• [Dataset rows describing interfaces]
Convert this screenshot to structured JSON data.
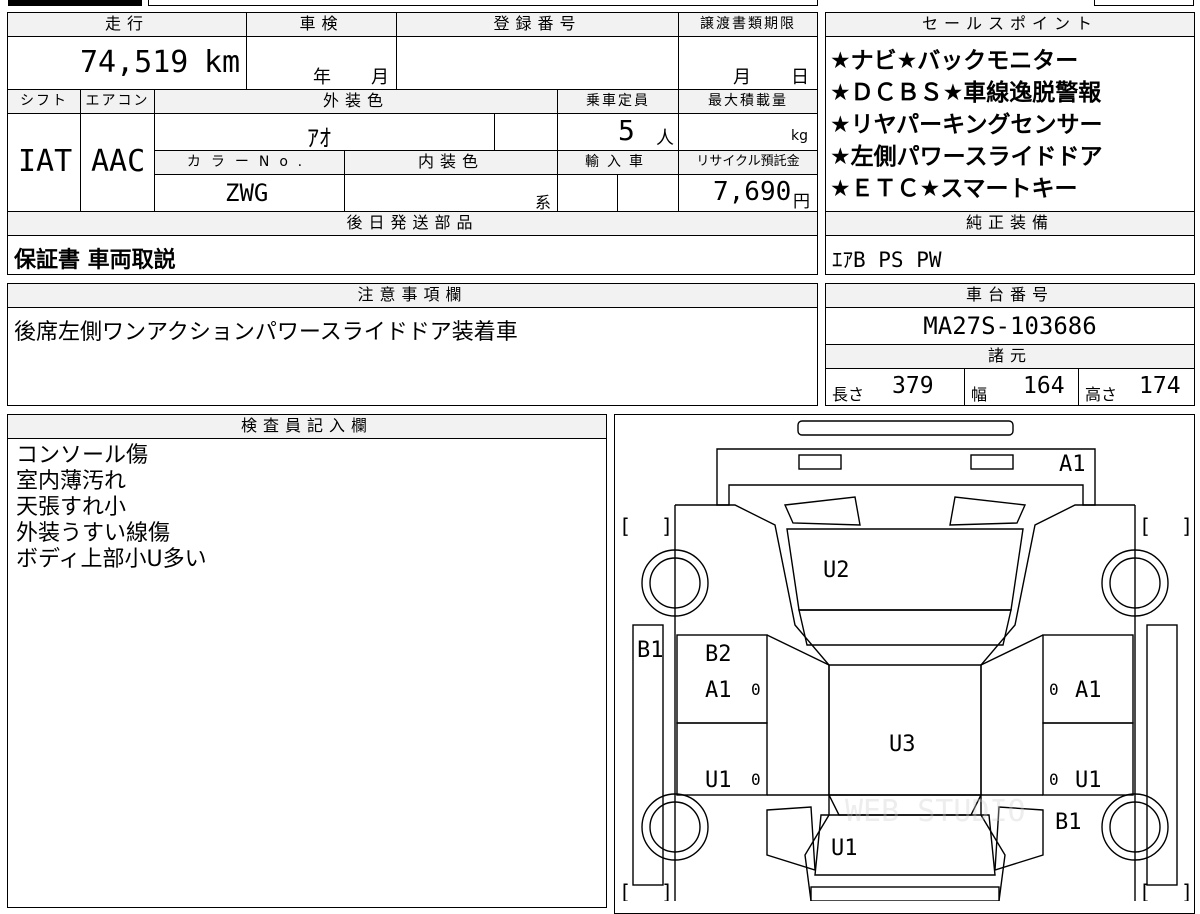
{
  "top": {
    "labels": {
      "mileage": "走行",
      "inspection": "車検",
      "reg_number": "登録番号",
      "transfer_deadline": "譲渡書類期限",
      "shift": "シフト",
      "aircon": "エアコン",
      "exterior_color": "外装色",
      "capacity": "乗車定員",
      "max_load": "最大積載量",
      "color_no": "カラーNo.",
      "interior_color": "内装色",
      "import_car": "輸入車",
      "recycle_fee": "リサイクル預託金"
    },
    "values": {
      "mileage": "74,519",
      "mileage_unit": "km",
      "inspection_year_unit": "年",
      "inspection_month_unit": "月",
      "deadline_month_unit": "月",
      "deadline_day_unit": "日",
      "shift": "IAT",
      "aircon": "AAC",
      "exterior_color": "ｱｵ",
      "capacity": "5",
      "capacity_unit": "人",
      "max_load_unit": "kg",
      "color_no": "ZWG",
      "interior_suffix": "系",
      "recycle_fee": "7,690",
      "recycle_unit": "円"
    }
  },
  "sales": {
    "label": "セールスポイント",
    "items": [
      "★ナビ★バックモニター",
      "★ＤＣＢＳ★車線逸脱警報",
      "★リヤパーキングセンサー",
      "★左側パワースライドドア",
      "★ＥＴＣ★スマートキー"
    ]
  },
  "later_parts": {
    "label": "後日発送部品",
    "value": "保証書 車両取説"
  },
  "genuine": {
    "label": "純正装備",
    "value": "ｴｱB PS PW"
  },
  "notes": {
    "label": "注意事項欄",
    "value": "後席左側ワンアクションパワースライドドア装着車"
  },
  "chassis": {
    "label": "車台番号",
    "value": "MA27S-103686"
  },
  "specs": {
    "label": "諸元",
    "length_label": "長さ",
    "length": "379",
    "width_label": "幅",
    "width": "164",
    "height_label": "高さ",
    "height": "174"
  },
  "inspector": {
    "label": "検査員記入欄",
    "lines": [
      "コンソール傷",
      "室内薄汚れ",
      "天張すれ小",
      "外装うすい線傷",
      "ボディ上部小U多い"
    ]
  },
  "diagram": {
    "marks": {
      "front_bumper": "A1",
      "hood": "U2",
      "left_front_fender": "B1",
      "left_front_door_b2": "B2",
      "left_front_door_a1": "A1",
      "left_rear_door": "U1",
      "right_front_door": "A1",
      "right_rear_door": "U1",
      "right_rear_fender": "B1",
      "roof": "U3",
      "rear_gate": "U1"
    },
    "zero": "0",
    "watermark": "WEB STUDIO"
  }
}
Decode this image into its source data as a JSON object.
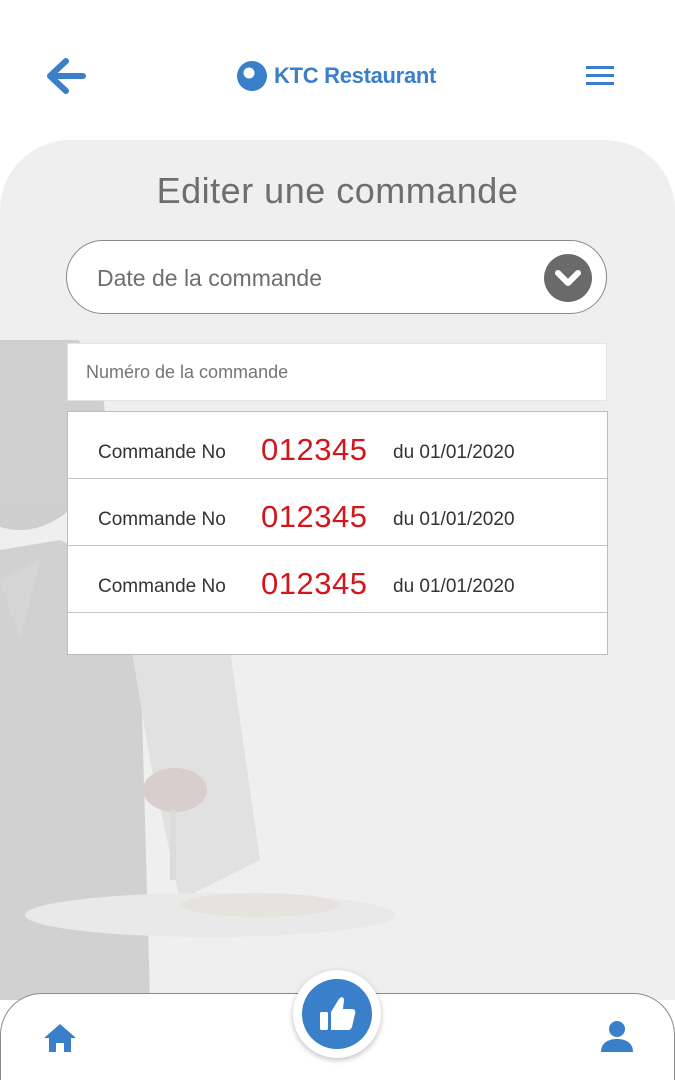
{
  "header": {
    "app_name": "KTC Restaurant",
    "back_icon": "arrow-left-icon",
    "menu_icon": "hamburger-menu-icon",
    "logo_icon": "ktc-logo-icon"
  },
  "page": {
    "title": "Editer une commande"
  },
  "date_select": {
    "label": "Date de la commande",
    "icon": "chevron-down-icon"
  },
  "order_number_input": {
    "placeholder": "Numéro de la commande",
    "value": ""
  },
  "orders": [
    {
      "label": "Commande No",
      "number": "012345",
      "date": "du 01/01/2020"
    },
    {
      "label": "Commande No",
      "number": "012345",
      "date": "du 01/01/2020"
    },
    {
      "label": "Commande No",
      "number": "012345",
      "date": "du 01/01/2020"
    }
  ],
  "bottom_nav": {
    "home_icon": "home-icon",
    "thumbs_icon": "thumbs-up-icon",
    "profile_icon": "user-profile-icon"
  },
  "colors": {
    "brand_blue": "#3a7fc9",
    "order_number_red": "#d4161c",
    "panel_gray": "#efefef",
    "title_gray": "#6e6e6e"
  }
}
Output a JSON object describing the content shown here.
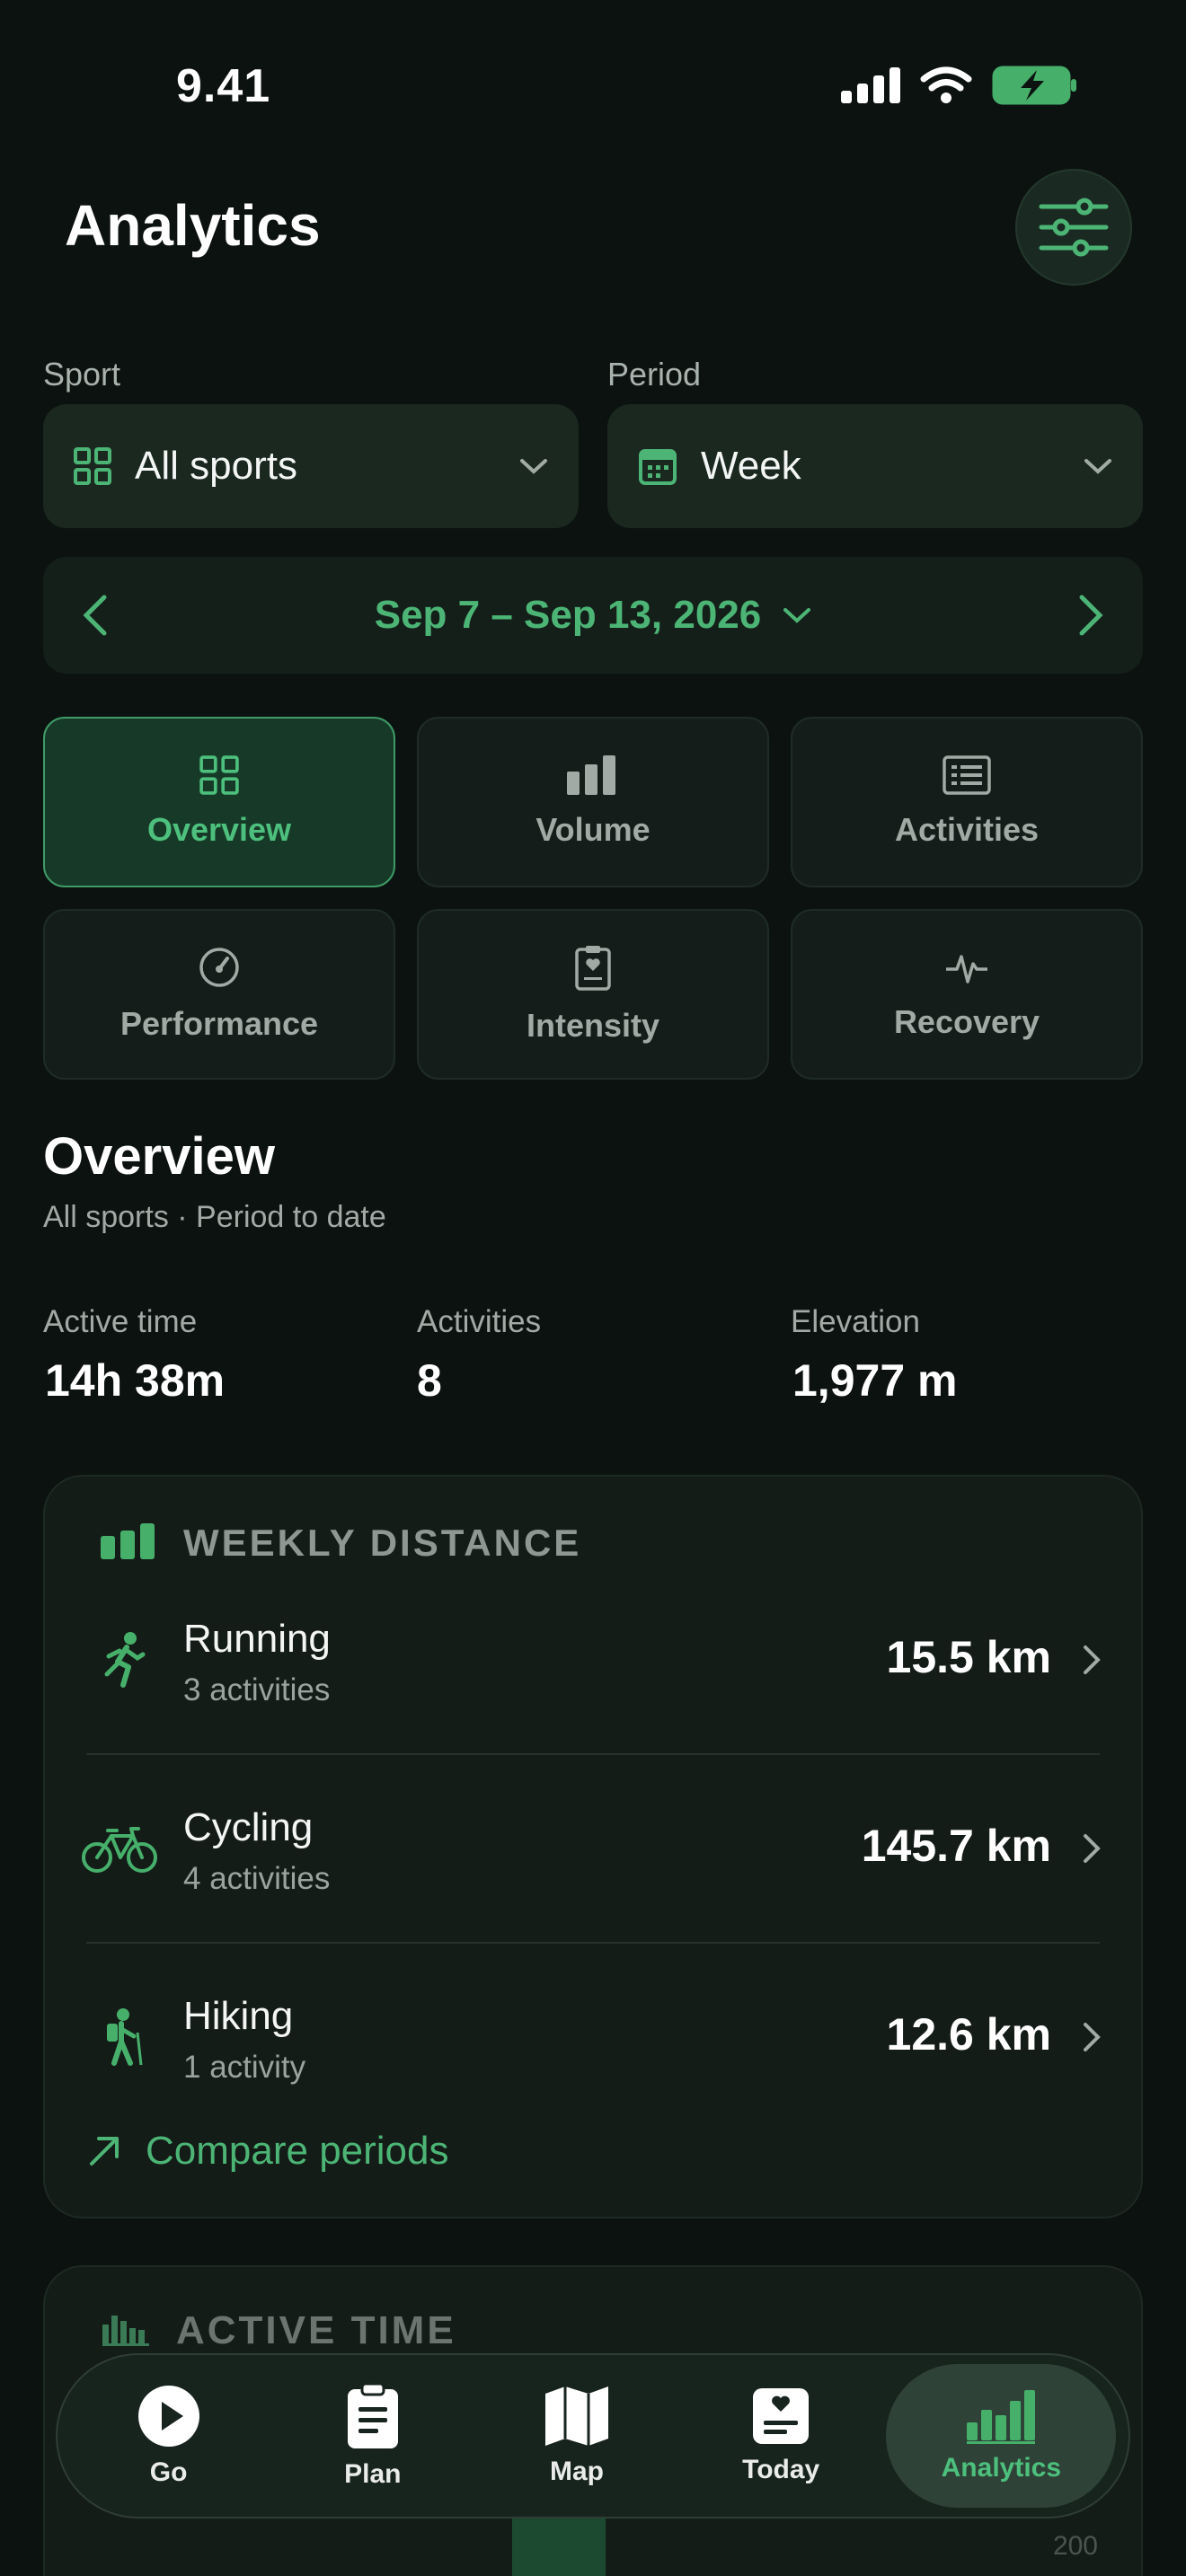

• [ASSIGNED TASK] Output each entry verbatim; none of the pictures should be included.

• [RESPONSE AREA]
Convert this screenshot to structured JSON data.
{
  "top": {
    "labels": {
      "mileage": "走行",
      "inspection": "車検",
      "reg_number": "登録番号",
      "transfer_deadline": "譲渡書類期限",
      "shift": "シフト",
      "aircon": "エアコン",
      "exterior_color": "外装色",
      "capacity": "乗車定員",
      "max_load": "最大積載量",
      "color_no": "カラーNo.",
      "interior_color": "内装色",
      "import_car": "輸入車",
      "recycle_fee": "リサイクル預託金"
    },
    "values": {
      "mileage": "74,519",
      "mileage_unit": "km",
      "inspection_year_unit": "年",
      "inspection_month_unit": "月",
      "deadline_month_unit": "月",
      "deadline_day_unit": "日",
      "shift": "IAT",
      "aircon": "AAC",
      "exterior_color": "ｱｵ",
      "capacity": "5",
      "capacity_unit": "人",
      "max_load_unit": "kg",
      "color_no": "ZWG",
      "interior_suffix": "系",
      "recycle_fee": "7,690",
      "recycle_unit": "円"
    }
  },
  "sales": {
    "label": "セールスポイント",
    "items": [
      "★ナビ★バックモニター",
      "★ＤＣＢＳ★車線逸脱警報",
      "★リヤパーキングセンサー",
      "★左側パワースライドドア",
      "★ＥＴＣ★スマートキー"
    ]
  },
  "later_parts": {
    "label": "後日発送部品",
    "value": "保証書 車両取説"
  },
  "genuine": {
    "label": "純正装備",
    "value": "ｴｱB PS PW"
  },
  "notes": {
    "label": "注意事項欄",
    "value": "後席左側ワンアクションパワースライドドア装着車"
  },
  "chassis": {
    "label": "車台番号",
    "value": "MA27S-103686"
  },
  "specs": {
    "label": "諸元",
    "length_label": "長さ",
    "length": "379",
    "width_label": "幅",
    "width": "164",
    "height_label": "高さ",
    "height": "174"
  },
  "inspector": {
    "label": "検査員記入欄",
    "lines": [
      "コンソール傷",
      "室内薄汚れ",
      "天張すれ小",
      "外装うすい線傷",
      "ボディ上部小U多い"
    ]
  },
  "diagram": {
    "marks": {
      "front_bumper": "A1",
      "hood": "U2",
      "left_front_fender": "B1",
      "left_front_door_b2": "B2",
      "left_front_door_a1": "A1",
      "left_rear_door": "U1",
      "right_front_door": "A1",
      "right_rear_door": "U1",
      "right_rear_fender": "B1",
      "roof": "U3",
      "rear_gate": "U1"
    },
    "zero": "0",
    "watermark": "WEB STUDIO"
  }
}
Decode this image into its source data as a JSON object.
{
  "header": {
    "app_name": "KTC Restaurant",
    "back_icon": "arrow-left-icon",
    "menu_icon": "hamburger-menu-icon",
    "logo_icon": "ktc-logo-icon"
  },
  "page": {
    "title": "Editer une commande"
  },
  "date_select": {
    "label": "Date de la commande",
    "icon": "chevron-down-icon"
  },
  "order_number_input": {
    "placeholder": "Numéro de la commande",
    "value": ""
  },
  "orders": [
    {
      "label": "Commande No",
      "number": "012345",
      "date": "du 01/01/2020"
    },
    {
      "label": "Commande No",
      "number": "012345",
      "date": "du 01/01/2020"
    },
    {
      "label": "Commande No",
      "number": "012345",
      "date": "du 01/01/2020"
    }
  ],
  "bottom_nav": {
    "home_icon": "home-icon",
    "thumbs_icon": "thumbs-up-icon",
    "profile_icon": "user-profile-icon"
  },
  "colors": {
    "brand_blue": "#3a7fc9",
    "order_number_red": "#d4161c",
    "panel_gray": "#efefef",
    "title_gray": "#6e6e6e"
  }
}
Output a JSON object describing the content shown here.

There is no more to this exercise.